Soil Sensor Types
Volumetric Water Content Sensors
Sensors that measure the volumetric water content are typically referred to as soil moisture sensors. “Volumetric Water Content” or VWC is a measure of the amount of water held in a soil expressed as a percentage of the total mixture, and is often called simply “soil moisture”. The amount of water that can be stored by a soil and its availability to plants both depend on soil type.
Tensiometers (Soil Matric Potential Sensors)
Tensiometers measure the soil water potential or matric potential. Soil matric potential is the pressure it takes to pull water out of the soil and is an indicator of stress to plants and crops. It can be used to determine soil water fluxes and available water held in the soil.
Most soil sensors are single-point sensors, which means they take a measurement (or series of measurements if more than one soil attribute is being measured) at a single location.
Examples of single-point soil probes
Soil Profiling Probes
Profiling probes measure soil moisture (and often other attributes like temperature) across a vertical soil profile, typically spanning a range of 30cm to 120cm. Soil profiling probes typically consist of multiple single-point sensors housed within an elongated enclosure, although some, like the GroPoint Profile feature modular segments which form a single antenna for continuous measurement across the entire length. A soil profiling probe is installed in the soil vertically.
Measuring soil moisture at multiple depths is important for optimizing irrigation, as it helps characterize the penetration of water throughout the root zone.
The chief advantage of using a soil profiling probe is the elimination of the cost of multiple single-point sensors and the need to excavate a large hole in order to bury them at the appropriate depths.
Profiling probes are usually manufactured as parallel pairs of rings along a probe or rod, and are typically installed in plastic or PVC access tubes where the electric field between the sensor and the soil must pass through the plastic tube. This design imposes uncertainties as to whether the access tube, soil, or meniscus that can form on the outside of the access tube following rainfall or irrigation, is being measured. The volume of measurement and its geometry are also uncertain (Topp 2003). Profiling probes which don’t require an access tube will typically provide greater accuracy for this reason. The GroPoint Profile (which also uses the superior TDT method of moisture measurement) and Hydrascout HSTi are examples.

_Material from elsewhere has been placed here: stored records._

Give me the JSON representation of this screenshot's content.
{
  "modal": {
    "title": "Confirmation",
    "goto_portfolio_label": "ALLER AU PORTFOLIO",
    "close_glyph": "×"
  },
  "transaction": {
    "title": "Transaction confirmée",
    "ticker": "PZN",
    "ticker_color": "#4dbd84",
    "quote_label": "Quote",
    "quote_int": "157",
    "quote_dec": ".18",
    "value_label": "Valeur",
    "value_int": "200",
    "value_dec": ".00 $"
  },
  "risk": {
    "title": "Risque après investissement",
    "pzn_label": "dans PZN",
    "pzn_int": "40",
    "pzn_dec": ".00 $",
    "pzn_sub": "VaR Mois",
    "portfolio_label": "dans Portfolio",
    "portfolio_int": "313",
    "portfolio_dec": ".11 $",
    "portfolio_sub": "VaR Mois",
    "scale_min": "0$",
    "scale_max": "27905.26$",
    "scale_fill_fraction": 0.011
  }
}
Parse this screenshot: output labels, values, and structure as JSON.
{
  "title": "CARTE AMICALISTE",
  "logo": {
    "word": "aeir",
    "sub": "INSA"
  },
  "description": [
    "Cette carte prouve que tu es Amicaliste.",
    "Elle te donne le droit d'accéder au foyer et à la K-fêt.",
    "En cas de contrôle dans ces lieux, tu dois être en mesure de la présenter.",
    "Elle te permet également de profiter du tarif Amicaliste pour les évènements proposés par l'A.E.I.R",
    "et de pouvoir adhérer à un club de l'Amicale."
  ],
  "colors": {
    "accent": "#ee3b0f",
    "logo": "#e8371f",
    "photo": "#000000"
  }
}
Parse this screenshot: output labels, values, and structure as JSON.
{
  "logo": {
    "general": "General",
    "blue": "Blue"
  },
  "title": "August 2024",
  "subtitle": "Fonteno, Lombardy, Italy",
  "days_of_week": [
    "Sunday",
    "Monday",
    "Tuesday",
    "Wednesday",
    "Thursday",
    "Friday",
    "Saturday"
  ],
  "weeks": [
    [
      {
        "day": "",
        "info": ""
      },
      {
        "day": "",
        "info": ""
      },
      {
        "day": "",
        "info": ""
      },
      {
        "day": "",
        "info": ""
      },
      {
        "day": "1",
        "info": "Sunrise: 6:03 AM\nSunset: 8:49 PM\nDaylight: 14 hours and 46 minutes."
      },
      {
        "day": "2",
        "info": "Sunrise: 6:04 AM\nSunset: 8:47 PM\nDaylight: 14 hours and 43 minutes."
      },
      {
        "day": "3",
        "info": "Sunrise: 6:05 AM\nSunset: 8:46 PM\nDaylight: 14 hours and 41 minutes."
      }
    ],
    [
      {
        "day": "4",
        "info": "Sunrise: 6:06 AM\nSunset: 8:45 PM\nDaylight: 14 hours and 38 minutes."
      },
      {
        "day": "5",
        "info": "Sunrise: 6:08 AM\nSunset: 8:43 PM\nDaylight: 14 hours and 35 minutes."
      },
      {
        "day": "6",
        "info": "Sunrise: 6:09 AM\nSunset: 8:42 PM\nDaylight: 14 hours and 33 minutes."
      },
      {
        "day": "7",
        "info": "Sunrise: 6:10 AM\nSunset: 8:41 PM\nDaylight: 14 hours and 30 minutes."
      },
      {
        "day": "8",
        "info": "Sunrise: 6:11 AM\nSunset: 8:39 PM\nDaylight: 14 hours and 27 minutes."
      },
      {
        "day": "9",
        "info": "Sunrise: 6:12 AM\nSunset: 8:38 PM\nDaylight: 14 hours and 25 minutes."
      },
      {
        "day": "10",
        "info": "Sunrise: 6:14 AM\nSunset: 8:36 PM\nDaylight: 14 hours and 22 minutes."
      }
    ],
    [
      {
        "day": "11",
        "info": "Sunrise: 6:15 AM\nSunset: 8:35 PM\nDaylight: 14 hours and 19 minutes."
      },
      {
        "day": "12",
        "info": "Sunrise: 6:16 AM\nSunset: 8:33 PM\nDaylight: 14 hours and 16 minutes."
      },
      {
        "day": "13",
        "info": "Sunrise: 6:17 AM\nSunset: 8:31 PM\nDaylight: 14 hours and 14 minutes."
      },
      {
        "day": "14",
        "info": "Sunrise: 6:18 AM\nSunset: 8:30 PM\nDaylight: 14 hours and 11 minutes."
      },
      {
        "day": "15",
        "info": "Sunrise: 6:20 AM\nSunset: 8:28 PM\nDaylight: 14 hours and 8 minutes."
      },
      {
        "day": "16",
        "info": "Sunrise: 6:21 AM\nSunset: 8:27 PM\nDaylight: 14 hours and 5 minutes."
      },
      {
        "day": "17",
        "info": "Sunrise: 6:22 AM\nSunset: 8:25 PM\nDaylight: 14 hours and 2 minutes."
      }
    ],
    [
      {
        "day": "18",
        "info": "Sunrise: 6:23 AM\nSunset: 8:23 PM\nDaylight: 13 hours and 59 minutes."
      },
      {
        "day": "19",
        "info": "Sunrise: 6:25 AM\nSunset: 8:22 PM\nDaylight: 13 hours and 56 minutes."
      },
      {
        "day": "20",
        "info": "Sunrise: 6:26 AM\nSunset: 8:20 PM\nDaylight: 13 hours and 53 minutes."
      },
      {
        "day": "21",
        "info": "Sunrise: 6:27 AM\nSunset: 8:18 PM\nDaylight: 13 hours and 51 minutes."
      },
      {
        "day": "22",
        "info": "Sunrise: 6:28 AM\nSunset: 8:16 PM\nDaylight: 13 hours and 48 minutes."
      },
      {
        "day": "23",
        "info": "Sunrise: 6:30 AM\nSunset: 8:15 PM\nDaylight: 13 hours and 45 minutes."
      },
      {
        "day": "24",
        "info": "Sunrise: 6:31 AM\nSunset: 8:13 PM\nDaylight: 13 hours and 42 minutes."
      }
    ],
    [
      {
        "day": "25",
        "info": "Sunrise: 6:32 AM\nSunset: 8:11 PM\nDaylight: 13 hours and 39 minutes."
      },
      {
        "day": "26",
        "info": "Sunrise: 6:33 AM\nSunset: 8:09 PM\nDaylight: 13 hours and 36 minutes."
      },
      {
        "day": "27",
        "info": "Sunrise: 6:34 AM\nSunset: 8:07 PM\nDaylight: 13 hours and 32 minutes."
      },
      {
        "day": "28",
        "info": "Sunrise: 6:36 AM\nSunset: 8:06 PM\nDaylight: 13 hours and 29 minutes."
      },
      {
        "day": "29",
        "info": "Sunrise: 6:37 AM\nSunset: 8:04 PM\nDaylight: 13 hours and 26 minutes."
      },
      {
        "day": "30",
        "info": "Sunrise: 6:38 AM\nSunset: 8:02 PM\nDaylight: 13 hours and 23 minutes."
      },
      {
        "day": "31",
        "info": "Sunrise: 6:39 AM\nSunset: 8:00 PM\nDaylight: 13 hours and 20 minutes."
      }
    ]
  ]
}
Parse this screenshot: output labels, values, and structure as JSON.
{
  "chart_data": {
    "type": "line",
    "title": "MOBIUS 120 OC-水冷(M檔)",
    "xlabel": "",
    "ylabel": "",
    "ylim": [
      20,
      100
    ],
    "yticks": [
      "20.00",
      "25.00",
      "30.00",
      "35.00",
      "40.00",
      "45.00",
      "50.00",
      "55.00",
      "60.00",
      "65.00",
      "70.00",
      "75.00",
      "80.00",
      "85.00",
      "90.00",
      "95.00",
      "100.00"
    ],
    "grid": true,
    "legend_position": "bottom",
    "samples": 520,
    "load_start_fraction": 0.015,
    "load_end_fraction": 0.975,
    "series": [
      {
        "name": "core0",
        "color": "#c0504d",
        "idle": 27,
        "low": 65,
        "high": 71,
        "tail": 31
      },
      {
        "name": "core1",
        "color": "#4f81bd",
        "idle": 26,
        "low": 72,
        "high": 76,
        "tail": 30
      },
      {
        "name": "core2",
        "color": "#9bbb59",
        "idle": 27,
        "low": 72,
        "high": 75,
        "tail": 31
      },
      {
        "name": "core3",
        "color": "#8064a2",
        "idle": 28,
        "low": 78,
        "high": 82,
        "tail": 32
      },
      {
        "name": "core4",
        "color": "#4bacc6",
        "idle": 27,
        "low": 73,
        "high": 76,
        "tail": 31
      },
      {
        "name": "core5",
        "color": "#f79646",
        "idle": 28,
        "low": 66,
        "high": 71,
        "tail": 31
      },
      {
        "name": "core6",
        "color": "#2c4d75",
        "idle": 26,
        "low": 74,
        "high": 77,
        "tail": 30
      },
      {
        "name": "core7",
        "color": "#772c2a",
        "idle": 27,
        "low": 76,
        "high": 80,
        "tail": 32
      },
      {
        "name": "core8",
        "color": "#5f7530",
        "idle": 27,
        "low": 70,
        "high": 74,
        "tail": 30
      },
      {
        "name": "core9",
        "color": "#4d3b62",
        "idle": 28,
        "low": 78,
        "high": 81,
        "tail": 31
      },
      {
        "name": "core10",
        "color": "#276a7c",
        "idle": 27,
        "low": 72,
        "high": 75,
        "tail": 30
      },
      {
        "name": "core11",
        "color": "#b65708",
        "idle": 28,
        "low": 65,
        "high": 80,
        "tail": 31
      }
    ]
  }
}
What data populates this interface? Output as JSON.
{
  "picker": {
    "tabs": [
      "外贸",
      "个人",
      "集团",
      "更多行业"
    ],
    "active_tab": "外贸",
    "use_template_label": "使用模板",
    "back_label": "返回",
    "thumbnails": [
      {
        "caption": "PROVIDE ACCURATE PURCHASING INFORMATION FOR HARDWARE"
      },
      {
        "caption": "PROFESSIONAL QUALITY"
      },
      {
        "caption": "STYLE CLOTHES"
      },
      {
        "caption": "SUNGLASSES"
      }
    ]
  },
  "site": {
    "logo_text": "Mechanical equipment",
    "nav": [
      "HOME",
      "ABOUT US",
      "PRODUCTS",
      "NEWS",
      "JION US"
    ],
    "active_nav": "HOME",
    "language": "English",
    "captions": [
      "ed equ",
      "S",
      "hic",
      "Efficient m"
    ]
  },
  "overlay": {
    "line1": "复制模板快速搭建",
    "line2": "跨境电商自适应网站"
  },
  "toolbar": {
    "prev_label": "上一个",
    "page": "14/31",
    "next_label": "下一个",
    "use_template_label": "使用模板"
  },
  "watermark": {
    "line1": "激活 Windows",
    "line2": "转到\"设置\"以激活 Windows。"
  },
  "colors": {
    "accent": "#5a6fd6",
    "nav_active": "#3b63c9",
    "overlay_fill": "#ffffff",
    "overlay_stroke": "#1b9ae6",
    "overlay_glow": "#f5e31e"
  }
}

Examples of profiling probes
Permanent and Semi-Permanent Installations
Soil sensors are typically buried and left for continuous long-term monitoring (if connected to a data logger or wireless remote telemetry) or on-demand monitoring (using a handheld reader). They can remain buried indefinitely, subject to the durability of the sensor and especially the cable.
Portable Soil Sensors
Portable soil sensors are designed to provide the user an instantaneous reading of soil moisture in a battery-powered, self-contained unit that can be taken anywhere. Readings are displayed either on an integrated display, or on the user’s smartphone which communicates with the sensor unit wirelessly (Bluetooth or WiFi).
Examples of portable probes